Work to complete. Within the records below, find each line that holds the string "JSON", then copy it.

Records shown.
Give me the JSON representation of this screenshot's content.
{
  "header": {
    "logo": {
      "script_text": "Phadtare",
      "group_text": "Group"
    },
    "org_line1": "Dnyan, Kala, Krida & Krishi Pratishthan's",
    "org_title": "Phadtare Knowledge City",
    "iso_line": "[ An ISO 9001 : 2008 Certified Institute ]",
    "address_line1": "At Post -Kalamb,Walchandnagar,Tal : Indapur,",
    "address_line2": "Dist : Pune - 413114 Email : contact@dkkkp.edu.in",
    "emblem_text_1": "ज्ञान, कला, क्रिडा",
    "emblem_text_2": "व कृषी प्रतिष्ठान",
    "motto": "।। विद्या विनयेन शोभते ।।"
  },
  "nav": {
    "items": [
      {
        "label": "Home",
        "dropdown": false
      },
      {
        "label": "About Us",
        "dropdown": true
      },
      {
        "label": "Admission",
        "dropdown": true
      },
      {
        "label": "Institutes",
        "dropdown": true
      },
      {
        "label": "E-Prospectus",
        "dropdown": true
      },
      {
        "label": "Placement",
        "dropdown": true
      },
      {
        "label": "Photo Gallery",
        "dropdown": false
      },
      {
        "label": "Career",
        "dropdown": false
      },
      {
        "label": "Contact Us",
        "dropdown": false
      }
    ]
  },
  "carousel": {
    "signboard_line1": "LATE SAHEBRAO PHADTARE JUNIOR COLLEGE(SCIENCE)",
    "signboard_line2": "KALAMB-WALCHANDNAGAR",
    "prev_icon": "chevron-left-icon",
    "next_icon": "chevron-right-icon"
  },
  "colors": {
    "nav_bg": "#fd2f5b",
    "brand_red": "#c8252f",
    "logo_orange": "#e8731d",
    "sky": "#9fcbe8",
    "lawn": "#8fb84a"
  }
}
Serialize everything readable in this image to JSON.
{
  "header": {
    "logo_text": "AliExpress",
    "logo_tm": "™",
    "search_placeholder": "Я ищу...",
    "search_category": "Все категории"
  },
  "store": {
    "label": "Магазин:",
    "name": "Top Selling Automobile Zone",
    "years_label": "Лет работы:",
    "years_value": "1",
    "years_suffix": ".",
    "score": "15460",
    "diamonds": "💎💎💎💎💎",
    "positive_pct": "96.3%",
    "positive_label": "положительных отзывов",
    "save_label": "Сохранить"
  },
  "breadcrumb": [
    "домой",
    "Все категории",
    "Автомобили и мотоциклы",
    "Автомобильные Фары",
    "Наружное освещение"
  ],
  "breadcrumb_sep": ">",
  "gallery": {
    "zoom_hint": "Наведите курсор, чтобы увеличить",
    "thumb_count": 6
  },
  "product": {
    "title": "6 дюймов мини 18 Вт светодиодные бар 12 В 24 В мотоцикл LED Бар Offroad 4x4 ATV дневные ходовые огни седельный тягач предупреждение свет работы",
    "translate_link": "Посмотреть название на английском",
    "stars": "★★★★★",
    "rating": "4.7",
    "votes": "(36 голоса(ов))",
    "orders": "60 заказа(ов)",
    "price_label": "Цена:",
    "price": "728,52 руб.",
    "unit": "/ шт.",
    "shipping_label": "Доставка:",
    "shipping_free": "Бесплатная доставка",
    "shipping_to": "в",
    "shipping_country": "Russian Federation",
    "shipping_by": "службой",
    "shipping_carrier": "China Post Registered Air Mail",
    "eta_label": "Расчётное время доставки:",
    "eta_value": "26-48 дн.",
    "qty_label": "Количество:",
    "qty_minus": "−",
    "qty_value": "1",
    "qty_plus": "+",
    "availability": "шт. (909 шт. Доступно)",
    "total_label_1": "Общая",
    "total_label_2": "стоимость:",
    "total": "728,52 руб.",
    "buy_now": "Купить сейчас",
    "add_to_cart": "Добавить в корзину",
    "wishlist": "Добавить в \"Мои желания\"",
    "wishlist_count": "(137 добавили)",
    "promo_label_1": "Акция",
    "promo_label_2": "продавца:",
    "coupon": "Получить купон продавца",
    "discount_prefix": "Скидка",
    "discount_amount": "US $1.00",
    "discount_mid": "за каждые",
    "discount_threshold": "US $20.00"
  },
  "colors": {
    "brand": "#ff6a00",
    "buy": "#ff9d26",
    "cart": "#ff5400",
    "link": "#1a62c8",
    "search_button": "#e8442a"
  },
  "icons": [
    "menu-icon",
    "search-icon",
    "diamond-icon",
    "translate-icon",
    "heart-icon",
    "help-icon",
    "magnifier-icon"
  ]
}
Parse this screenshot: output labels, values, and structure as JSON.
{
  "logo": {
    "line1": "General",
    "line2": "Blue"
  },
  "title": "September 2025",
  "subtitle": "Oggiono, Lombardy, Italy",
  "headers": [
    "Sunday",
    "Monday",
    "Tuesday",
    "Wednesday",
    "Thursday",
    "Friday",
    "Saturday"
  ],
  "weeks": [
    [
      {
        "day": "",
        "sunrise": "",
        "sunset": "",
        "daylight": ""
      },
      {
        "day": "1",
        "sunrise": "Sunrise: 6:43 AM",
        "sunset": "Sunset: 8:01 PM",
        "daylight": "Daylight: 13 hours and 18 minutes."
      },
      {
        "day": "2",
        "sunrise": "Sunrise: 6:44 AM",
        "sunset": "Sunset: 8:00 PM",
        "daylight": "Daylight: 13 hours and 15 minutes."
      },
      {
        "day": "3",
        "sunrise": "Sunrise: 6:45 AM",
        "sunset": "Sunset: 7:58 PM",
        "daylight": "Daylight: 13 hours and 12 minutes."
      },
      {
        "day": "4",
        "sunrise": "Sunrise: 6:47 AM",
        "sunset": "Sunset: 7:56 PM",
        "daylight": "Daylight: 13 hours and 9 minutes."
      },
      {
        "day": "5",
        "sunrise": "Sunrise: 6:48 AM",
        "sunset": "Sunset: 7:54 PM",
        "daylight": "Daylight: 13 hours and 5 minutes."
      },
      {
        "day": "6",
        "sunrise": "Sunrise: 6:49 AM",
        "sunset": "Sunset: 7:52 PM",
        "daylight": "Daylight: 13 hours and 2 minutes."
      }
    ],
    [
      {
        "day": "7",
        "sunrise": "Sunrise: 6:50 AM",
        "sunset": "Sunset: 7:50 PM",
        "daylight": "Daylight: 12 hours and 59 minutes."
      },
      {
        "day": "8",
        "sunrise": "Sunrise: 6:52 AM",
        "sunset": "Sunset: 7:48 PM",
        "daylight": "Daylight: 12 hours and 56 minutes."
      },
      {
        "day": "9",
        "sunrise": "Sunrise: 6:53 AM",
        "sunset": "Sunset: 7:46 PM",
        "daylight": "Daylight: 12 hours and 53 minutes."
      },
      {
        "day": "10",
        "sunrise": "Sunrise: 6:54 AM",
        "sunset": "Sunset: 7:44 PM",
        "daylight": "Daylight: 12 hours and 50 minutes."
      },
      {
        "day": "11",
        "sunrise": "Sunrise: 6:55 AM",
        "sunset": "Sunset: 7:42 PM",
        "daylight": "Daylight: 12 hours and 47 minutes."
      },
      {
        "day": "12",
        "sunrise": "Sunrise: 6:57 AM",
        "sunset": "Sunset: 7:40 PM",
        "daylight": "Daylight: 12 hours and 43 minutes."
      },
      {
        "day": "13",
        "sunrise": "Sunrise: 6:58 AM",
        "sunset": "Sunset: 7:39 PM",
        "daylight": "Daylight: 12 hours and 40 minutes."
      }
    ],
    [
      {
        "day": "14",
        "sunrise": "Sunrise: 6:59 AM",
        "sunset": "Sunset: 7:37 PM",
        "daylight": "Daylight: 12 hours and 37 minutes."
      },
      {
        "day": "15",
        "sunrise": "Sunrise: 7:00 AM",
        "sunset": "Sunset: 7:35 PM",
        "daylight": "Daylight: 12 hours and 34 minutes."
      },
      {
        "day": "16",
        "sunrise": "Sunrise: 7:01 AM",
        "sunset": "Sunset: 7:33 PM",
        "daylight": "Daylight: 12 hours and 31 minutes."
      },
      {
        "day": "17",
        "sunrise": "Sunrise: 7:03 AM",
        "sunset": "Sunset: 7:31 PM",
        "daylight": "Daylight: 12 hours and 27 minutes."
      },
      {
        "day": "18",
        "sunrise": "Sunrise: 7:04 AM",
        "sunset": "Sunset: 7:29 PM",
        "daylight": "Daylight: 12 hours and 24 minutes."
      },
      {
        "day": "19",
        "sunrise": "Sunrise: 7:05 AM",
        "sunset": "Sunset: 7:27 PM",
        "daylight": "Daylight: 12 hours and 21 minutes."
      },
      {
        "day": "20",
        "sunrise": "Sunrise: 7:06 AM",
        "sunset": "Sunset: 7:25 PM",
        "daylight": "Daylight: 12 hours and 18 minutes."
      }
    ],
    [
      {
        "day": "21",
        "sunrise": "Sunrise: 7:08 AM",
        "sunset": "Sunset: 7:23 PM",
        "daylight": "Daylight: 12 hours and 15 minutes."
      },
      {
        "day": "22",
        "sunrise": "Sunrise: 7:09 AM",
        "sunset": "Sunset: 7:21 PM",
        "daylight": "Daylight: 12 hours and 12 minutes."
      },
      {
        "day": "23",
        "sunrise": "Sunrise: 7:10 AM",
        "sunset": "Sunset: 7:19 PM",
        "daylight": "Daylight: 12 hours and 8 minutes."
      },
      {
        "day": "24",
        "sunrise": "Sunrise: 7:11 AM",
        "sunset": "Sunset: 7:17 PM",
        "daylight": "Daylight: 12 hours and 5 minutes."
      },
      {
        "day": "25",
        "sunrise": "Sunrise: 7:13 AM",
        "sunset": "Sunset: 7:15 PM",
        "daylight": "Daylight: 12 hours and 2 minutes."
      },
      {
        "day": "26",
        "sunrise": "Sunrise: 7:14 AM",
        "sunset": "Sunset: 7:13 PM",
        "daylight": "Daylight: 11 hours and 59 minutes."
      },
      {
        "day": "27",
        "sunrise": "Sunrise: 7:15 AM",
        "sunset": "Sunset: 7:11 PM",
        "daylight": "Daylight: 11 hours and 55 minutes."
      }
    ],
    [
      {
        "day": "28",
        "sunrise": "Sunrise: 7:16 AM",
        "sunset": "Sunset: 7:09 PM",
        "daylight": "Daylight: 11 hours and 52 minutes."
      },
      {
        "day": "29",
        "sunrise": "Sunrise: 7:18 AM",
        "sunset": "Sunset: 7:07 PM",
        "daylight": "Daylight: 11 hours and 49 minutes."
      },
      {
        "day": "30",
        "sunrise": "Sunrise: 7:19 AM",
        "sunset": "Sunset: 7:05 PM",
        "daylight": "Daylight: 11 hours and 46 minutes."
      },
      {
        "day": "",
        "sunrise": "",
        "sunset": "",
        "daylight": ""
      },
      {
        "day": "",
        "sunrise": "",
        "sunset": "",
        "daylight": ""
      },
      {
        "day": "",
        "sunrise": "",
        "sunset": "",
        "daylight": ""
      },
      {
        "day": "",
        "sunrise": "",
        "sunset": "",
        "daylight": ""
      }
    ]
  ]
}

Written solution.
Give me the JSON representation of this screenshot's content.
Serialize everything readable in this image to JSON.
Parse this screenshot: output labels, values, and structure as JSON.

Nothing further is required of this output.